Other mystical happens had much more ordinary realities. Often uninitiated plowmen would be having difficulties with their horses, being unable to control them at all, and the organization would promise they had the secret. But the real secret was that older members had been putting tacks in that horse’s harness, causing it to be in pain every time it was asked to work. After joining the organization, the horses would miraculously start behaving.
The Eventual Decline
In our world, it might be hard to imagine these men being viewed as mystical, but back then, literacy rates weren’t high, and knowledge of horses was passed much slower, only from person to person, and not in vast, consumable vessels like books or the internet. But as literacy rates grew, horsemanship knowledge also grew, and The Word did start using books from well known horseman at the time to supplement their knowledge.
The organization spread throughout Scotland and into parts of England, but it was not as popular there. The group gradually became more of a men’s club, less focused specifically on plowing, and more on just the general well being of their members. In 1930’s, when tractors replaced the horse-drawn plow, the group began to dwindle.
The last known official activity of the group was in the 1990’s, existing simply as secret society for horse lovers. Does it still exist now? There’s no way of knowing unless someone steps forward.
Nowadays, we have plenty of different horse societies, but not quite at the level of claiming magical powers over horses – although who’s to say they don’t exist, because they might just be secret. Or, maybe they have a public facing side, and then a super secret, invitation only, doubly secret mystical side, too. I’m looking at you, United States Dressage Federation. I base this on absolutely nothing, but they totally seem like they’d be up to something magical that they are keeping hidden.

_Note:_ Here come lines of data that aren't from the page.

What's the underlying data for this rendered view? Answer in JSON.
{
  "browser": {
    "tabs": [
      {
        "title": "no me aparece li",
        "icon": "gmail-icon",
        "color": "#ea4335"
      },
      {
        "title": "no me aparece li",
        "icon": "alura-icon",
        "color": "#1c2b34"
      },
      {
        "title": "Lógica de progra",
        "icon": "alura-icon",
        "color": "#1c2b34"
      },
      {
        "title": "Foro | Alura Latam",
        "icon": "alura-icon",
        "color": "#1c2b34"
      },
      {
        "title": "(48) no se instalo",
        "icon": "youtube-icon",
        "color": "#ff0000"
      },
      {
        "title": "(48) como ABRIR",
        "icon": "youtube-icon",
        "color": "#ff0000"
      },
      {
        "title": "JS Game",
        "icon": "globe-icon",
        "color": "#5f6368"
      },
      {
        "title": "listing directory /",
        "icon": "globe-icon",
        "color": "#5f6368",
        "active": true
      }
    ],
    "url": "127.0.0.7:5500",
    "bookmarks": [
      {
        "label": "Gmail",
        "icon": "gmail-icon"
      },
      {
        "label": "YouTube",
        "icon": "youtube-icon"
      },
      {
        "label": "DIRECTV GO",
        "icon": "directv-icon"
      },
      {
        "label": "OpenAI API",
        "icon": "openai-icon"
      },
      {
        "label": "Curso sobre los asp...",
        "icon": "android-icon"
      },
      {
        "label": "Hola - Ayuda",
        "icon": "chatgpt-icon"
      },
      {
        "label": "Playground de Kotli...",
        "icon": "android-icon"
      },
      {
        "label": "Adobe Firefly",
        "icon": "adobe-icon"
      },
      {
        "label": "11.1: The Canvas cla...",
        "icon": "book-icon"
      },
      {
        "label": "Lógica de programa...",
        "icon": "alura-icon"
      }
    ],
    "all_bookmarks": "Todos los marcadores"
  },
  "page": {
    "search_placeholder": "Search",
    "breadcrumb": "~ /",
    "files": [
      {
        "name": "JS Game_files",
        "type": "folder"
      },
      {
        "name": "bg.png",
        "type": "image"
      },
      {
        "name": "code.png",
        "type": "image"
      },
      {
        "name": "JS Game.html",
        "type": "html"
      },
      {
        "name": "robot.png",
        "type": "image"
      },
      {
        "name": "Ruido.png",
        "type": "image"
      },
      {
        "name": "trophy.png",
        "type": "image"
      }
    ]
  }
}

What do you think? What organization do you think has a secret side, and why do you think it’s the USDF?